=== Records from a collection ===

****************************************

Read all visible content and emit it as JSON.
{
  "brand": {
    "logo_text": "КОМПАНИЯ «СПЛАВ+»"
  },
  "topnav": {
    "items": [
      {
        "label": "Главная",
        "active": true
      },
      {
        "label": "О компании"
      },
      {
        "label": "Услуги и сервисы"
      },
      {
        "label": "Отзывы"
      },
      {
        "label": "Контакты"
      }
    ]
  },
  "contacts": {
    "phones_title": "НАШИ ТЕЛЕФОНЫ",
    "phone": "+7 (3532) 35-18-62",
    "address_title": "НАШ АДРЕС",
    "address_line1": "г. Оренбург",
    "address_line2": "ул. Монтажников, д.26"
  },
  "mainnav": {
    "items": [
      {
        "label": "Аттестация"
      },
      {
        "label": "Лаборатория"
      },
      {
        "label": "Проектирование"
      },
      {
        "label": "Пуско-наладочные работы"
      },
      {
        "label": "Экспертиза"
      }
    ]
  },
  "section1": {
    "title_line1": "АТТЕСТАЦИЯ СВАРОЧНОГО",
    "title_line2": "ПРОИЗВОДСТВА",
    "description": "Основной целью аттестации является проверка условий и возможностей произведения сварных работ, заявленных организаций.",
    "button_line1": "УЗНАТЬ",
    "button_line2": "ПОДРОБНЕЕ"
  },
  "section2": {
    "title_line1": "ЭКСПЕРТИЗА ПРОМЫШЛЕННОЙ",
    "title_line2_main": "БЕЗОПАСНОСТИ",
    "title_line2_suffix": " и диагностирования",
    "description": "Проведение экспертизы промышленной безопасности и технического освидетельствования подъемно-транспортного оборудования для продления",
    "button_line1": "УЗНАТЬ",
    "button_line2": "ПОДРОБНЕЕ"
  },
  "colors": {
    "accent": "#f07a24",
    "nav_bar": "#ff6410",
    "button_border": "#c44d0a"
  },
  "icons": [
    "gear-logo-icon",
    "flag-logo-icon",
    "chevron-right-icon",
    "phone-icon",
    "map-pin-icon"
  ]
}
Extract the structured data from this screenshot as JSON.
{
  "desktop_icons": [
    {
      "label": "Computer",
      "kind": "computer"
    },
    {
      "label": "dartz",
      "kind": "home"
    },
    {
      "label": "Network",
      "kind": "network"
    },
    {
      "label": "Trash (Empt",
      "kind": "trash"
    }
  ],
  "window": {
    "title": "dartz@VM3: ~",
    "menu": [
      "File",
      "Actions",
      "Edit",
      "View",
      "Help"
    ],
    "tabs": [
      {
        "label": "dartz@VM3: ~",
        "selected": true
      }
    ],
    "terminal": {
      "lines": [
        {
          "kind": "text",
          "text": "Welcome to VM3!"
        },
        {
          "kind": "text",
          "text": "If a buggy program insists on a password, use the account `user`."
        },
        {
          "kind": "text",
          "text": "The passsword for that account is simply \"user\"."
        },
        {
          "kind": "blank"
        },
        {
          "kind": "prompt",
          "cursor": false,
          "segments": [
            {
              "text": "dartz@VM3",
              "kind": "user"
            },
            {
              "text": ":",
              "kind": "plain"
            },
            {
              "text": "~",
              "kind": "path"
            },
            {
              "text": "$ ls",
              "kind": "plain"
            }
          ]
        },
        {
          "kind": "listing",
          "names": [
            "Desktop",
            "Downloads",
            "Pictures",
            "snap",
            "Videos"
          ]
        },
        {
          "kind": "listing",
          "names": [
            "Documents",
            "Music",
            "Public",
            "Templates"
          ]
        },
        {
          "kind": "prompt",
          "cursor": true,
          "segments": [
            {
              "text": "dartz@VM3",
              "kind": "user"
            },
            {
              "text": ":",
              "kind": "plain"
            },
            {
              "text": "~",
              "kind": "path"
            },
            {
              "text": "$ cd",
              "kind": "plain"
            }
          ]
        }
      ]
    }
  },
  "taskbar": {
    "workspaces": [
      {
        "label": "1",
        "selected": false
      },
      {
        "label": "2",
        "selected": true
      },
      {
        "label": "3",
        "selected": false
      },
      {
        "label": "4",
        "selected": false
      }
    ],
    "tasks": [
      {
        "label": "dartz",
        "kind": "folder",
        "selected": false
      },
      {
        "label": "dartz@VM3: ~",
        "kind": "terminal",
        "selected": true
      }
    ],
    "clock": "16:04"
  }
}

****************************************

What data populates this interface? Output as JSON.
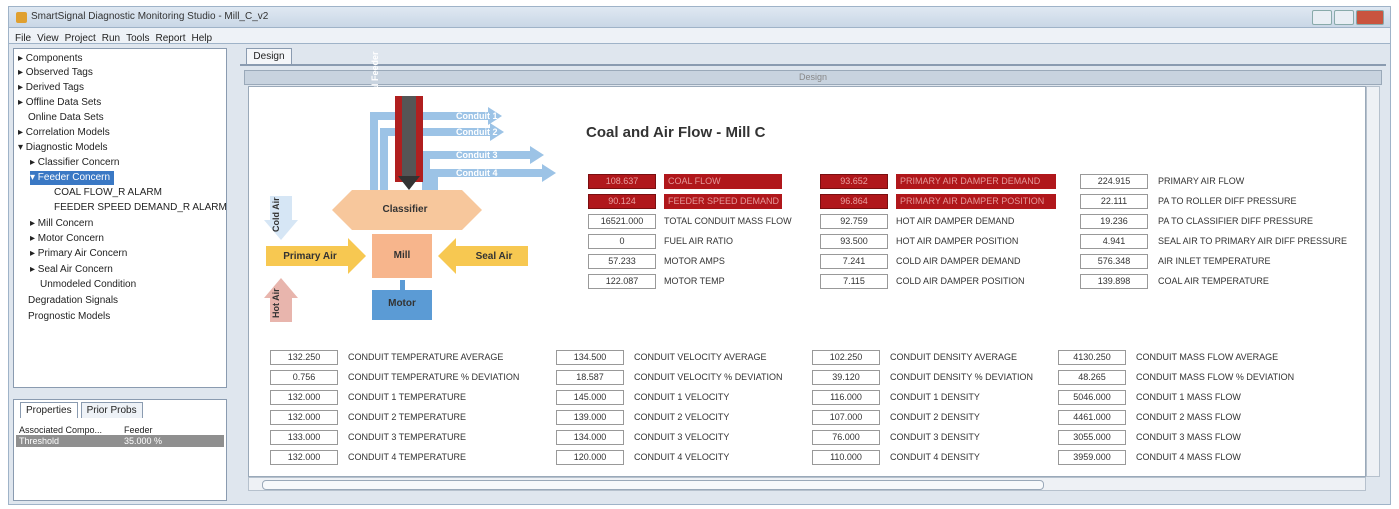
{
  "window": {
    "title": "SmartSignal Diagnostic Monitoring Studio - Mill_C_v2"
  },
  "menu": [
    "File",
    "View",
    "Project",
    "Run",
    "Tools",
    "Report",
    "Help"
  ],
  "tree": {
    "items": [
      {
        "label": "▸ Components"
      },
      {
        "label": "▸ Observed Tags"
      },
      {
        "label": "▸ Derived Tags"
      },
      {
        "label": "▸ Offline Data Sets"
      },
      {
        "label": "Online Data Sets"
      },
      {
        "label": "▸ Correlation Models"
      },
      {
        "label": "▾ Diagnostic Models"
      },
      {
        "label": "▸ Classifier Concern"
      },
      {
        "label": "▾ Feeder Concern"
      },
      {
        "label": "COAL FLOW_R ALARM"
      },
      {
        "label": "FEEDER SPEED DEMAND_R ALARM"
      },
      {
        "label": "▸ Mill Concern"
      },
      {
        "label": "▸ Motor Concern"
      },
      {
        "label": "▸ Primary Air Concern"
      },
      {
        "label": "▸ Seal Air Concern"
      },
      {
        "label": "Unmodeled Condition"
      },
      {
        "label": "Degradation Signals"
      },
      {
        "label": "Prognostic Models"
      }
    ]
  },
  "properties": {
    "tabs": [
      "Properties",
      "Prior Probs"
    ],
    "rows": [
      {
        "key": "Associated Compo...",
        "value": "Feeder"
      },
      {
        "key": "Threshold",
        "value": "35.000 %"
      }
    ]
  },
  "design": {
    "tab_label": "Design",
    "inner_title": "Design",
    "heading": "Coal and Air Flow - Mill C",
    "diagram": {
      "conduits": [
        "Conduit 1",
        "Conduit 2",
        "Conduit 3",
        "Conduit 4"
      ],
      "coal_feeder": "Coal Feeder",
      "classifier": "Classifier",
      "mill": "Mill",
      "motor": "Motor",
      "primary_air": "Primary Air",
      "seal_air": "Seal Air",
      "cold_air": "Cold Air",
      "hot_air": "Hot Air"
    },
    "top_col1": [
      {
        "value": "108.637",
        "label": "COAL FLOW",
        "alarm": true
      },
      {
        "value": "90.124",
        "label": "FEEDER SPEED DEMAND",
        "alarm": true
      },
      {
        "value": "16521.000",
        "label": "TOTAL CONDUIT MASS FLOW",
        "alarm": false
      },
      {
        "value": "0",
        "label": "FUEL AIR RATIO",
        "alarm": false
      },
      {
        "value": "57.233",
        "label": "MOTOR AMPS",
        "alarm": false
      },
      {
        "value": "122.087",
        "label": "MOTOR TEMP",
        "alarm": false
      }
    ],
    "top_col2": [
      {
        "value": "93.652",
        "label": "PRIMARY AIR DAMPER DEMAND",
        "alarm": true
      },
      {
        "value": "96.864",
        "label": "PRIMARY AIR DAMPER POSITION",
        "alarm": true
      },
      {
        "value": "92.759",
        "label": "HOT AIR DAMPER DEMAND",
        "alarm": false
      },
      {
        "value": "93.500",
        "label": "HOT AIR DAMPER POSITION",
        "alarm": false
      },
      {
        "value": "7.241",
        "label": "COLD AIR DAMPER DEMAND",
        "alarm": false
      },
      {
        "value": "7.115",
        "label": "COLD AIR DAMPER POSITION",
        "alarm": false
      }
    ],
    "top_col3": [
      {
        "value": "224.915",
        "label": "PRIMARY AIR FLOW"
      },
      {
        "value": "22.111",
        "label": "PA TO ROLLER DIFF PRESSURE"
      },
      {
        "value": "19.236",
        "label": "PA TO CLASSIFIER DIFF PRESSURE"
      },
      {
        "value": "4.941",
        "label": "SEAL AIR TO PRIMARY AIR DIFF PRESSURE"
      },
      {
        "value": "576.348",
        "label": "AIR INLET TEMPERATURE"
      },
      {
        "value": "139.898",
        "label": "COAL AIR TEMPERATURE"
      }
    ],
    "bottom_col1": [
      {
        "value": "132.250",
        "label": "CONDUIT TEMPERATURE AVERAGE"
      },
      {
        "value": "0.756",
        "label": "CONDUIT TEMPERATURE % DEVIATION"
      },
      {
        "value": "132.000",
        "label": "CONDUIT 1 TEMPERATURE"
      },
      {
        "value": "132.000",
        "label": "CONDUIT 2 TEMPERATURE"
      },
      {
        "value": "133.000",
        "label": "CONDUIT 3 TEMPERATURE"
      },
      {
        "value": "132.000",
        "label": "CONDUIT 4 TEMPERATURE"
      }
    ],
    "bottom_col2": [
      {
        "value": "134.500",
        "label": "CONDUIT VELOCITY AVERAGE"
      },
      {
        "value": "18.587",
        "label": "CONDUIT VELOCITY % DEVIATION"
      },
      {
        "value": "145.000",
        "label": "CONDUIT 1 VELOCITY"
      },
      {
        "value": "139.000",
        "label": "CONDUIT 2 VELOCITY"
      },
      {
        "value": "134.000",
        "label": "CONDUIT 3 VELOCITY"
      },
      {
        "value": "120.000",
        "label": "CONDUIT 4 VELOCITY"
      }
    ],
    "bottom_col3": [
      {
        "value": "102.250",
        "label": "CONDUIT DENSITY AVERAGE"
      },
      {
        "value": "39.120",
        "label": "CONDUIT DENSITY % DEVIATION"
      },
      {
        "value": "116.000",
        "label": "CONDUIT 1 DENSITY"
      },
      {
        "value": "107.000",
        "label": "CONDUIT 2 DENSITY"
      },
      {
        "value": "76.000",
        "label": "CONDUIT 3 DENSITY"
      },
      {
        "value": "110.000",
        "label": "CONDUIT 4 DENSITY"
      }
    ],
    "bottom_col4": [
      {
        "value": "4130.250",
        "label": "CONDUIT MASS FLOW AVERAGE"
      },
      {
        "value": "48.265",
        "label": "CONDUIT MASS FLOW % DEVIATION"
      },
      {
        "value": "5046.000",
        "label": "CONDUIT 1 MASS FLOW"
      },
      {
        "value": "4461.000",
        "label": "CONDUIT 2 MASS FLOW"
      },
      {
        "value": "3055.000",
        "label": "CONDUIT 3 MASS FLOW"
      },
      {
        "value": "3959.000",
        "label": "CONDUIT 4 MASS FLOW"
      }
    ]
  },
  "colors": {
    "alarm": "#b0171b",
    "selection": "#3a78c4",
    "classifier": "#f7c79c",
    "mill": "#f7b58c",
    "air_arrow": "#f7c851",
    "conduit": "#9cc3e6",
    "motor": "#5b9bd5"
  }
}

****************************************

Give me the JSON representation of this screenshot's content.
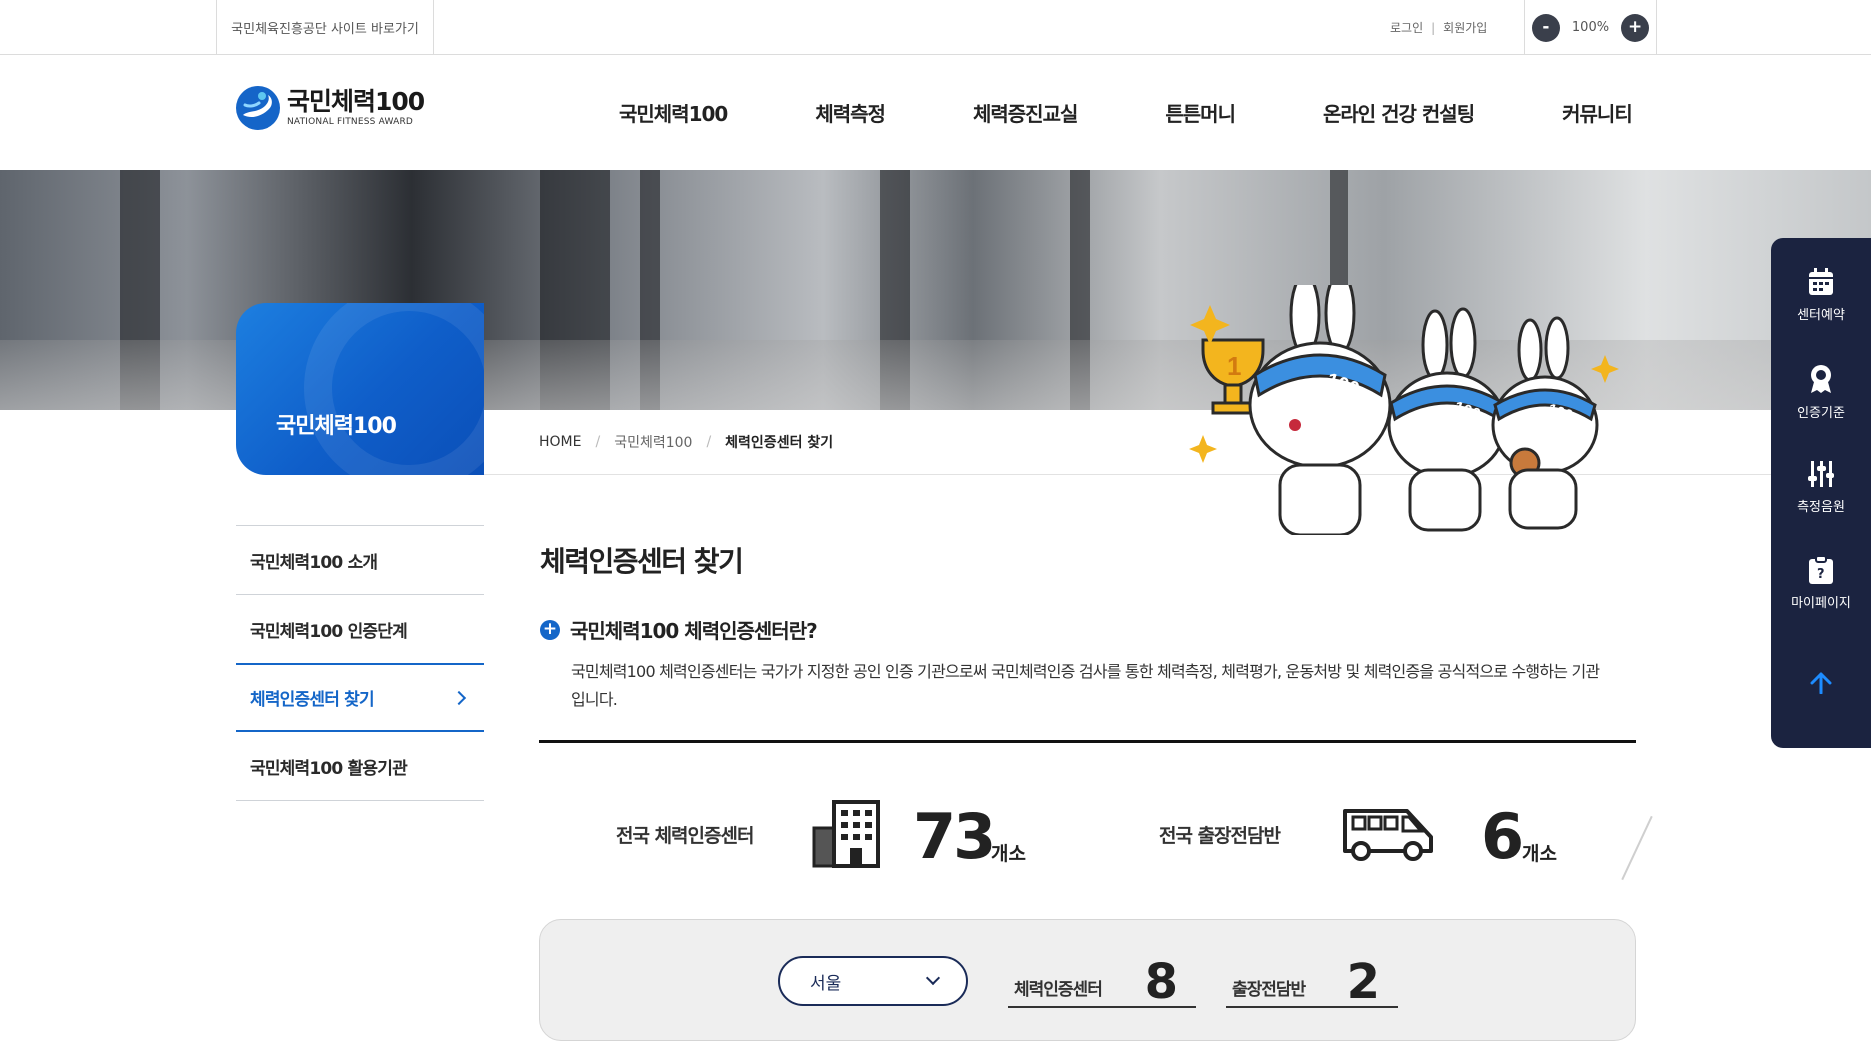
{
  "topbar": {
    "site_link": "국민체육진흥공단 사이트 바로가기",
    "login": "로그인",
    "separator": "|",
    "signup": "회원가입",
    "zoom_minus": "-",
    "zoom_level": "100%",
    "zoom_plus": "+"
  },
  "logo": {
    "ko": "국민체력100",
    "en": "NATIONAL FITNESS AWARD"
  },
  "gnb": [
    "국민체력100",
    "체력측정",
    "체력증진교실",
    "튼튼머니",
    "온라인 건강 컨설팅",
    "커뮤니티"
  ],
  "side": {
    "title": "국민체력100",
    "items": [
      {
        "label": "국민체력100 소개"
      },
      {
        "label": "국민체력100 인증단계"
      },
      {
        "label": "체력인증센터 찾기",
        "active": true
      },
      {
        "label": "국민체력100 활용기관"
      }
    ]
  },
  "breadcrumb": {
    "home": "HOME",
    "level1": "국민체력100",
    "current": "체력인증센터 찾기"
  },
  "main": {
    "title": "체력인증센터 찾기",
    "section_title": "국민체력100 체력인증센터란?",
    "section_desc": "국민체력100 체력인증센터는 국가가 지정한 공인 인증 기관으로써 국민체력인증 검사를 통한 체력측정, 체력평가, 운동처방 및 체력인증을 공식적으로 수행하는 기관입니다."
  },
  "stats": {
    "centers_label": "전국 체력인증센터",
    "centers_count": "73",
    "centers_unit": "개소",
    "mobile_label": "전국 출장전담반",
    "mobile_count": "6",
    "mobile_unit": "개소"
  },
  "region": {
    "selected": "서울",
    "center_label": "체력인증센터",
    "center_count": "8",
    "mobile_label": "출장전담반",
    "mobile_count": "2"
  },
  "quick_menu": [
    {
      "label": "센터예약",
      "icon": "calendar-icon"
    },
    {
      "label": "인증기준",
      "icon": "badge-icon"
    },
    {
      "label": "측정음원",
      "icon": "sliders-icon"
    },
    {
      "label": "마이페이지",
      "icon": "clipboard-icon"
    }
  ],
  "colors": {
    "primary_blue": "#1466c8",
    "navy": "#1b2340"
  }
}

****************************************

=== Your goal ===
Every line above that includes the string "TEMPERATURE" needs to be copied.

=== Answer section ===
        "label": "AIR INLET TEMPERATURE"
        "label": "COAL AIR TEMPERATURE"
        "label": "CONDUIT TEMPERATURE AVERAGE"
        "label": "CONDUIT TEMPERATURE % DEVIATION"
        "label": "CONDUIT 1 TEMPERATURE"
        "label": "CONDUIT 2 TEMPERATURE"
        "label": "CONDUIT 3 TEMPERATURE"
        "label": "CONDUIT 4 TEMPERATURE"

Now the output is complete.